:: PROBLEM TO SOLVE ::
Using the string "Bibliográfica" as the key, pull each matching line out of the records below.

Segment Start: EXTRACTED MATERIAL

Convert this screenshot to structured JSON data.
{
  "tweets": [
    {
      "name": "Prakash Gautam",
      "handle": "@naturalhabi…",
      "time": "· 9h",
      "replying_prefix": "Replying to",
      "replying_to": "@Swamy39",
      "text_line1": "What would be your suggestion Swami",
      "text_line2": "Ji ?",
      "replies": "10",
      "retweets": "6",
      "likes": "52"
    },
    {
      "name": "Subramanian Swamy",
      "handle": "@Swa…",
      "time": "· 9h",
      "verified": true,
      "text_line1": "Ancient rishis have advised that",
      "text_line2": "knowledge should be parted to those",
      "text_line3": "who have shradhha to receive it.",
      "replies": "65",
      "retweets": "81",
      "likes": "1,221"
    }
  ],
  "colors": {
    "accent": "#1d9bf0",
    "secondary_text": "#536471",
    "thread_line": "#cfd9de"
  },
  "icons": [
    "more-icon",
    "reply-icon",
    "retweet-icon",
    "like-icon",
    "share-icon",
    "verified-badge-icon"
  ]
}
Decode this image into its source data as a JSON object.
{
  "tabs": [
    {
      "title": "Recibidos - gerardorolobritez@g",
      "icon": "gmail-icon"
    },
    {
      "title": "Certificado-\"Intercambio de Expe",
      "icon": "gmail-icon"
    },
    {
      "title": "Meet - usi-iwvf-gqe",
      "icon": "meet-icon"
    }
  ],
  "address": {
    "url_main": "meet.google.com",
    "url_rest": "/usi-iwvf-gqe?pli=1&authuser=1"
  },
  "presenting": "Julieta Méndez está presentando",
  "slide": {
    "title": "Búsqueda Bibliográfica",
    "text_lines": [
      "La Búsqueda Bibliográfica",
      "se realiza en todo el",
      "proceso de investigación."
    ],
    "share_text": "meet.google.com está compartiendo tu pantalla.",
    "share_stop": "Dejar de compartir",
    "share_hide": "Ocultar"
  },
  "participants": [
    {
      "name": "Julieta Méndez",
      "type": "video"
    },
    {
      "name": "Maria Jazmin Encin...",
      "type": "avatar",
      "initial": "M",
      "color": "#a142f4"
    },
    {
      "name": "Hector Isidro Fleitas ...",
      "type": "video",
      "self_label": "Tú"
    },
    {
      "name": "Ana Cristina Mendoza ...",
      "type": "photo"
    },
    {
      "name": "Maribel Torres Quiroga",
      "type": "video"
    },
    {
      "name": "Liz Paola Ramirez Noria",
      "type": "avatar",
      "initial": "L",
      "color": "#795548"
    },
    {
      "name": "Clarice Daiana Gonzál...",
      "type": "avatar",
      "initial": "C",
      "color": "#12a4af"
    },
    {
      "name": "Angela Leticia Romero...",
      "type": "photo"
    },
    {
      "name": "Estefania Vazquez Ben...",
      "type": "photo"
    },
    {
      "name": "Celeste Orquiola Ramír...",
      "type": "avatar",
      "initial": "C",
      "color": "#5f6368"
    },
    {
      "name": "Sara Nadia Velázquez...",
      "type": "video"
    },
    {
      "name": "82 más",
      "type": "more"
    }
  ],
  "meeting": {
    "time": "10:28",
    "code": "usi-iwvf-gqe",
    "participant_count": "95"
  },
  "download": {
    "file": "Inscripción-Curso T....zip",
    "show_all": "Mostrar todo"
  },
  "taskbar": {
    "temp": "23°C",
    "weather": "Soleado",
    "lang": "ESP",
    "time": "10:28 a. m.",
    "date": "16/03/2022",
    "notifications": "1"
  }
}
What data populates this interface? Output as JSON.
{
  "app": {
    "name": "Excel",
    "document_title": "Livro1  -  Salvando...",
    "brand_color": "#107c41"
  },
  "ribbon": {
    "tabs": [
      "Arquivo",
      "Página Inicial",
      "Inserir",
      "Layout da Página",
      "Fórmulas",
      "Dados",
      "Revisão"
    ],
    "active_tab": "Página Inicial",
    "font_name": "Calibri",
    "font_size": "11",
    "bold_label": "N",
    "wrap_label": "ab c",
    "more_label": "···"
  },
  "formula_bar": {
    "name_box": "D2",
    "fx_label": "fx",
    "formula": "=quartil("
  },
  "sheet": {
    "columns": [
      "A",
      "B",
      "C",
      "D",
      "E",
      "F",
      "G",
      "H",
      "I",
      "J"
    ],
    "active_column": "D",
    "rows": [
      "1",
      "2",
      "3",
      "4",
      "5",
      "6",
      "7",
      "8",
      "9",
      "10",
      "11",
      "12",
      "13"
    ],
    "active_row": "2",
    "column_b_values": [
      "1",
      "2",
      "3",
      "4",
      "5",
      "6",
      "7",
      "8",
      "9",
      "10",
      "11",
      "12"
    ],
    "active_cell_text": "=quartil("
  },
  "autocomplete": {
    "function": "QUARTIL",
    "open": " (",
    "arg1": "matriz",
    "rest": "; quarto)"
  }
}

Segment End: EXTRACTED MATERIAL
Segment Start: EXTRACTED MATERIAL

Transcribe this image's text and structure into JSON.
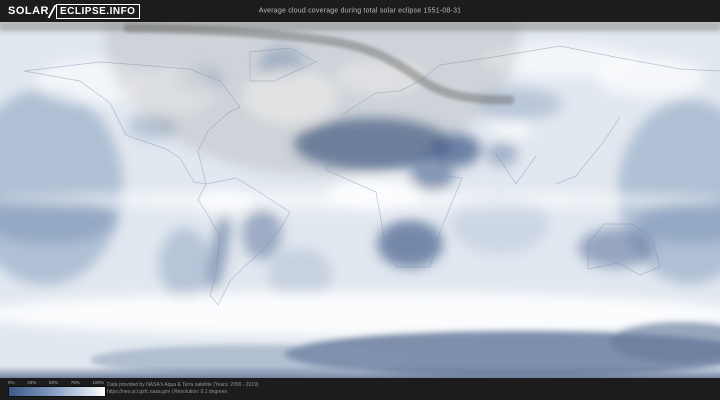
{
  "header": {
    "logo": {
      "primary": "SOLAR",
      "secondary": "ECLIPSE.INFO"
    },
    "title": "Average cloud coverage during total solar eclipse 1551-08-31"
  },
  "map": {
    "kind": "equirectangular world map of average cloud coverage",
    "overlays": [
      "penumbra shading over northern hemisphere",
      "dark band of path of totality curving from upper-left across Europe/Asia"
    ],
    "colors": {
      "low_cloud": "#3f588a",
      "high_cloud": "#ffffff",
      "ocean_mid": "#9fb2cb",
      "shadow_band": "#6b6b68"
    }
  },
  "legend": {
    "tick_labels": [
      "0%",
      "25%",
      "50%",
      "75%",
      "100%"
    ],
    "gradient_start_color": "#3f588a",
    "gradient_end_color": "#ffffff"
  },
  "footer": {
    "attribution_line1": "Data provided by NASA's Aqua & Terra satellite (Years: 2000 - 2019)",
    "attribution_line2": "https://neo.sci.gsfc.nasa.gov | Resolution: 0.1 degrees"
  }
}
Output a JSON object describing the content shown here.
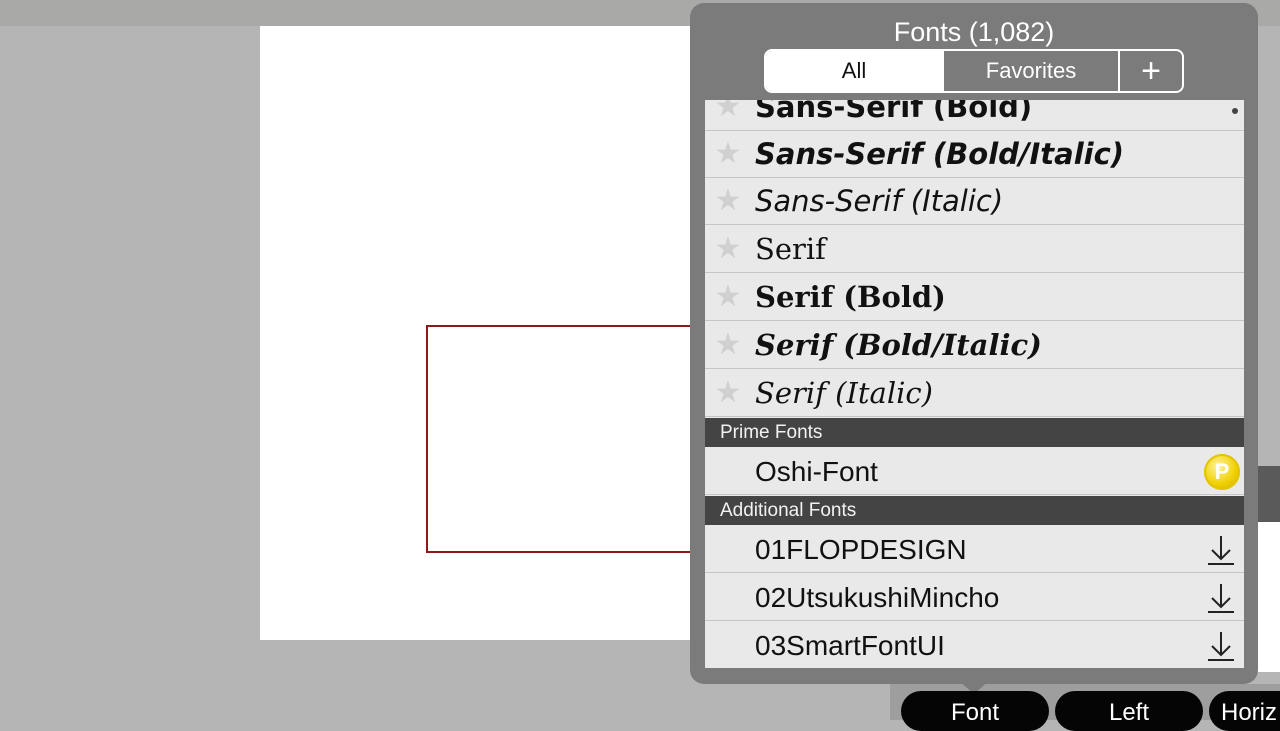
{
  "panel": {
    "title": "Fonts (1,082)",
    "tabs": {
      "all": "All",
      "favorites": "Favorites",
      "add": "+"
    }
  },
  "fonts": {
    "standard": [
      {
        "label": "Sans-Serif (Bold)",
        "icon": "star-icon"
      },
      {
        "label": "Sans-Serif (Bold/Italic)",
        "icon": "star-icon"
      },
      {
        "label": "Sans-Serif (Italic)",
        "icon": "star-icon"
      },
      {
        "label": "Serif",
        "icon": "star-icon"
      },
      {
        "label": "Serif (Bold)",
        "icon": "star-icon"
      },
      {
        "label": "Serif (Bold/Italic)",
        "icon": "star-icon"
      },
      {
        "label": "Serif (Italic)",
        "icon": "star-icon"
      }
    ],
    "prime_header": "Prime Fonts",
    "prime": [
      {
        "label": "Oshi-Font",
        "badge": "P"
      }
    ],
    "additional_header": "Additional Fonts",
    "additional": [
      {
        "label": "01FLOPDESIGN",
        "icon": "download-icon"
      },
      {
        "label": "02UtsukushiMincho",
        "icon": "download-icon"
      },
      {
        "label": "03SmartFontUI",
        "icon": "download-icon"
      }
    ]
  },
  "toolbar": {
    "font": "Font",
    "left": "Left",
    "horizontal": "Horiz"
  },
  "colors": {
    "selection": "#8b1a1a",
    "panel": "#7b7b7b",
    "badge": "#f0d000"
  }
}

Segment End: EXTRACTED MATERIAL

:: RESULT FOR THIS TASK ::
    "title": "Búsqueda Bibliográfica",
      "La Búsqueda Bibliográfica",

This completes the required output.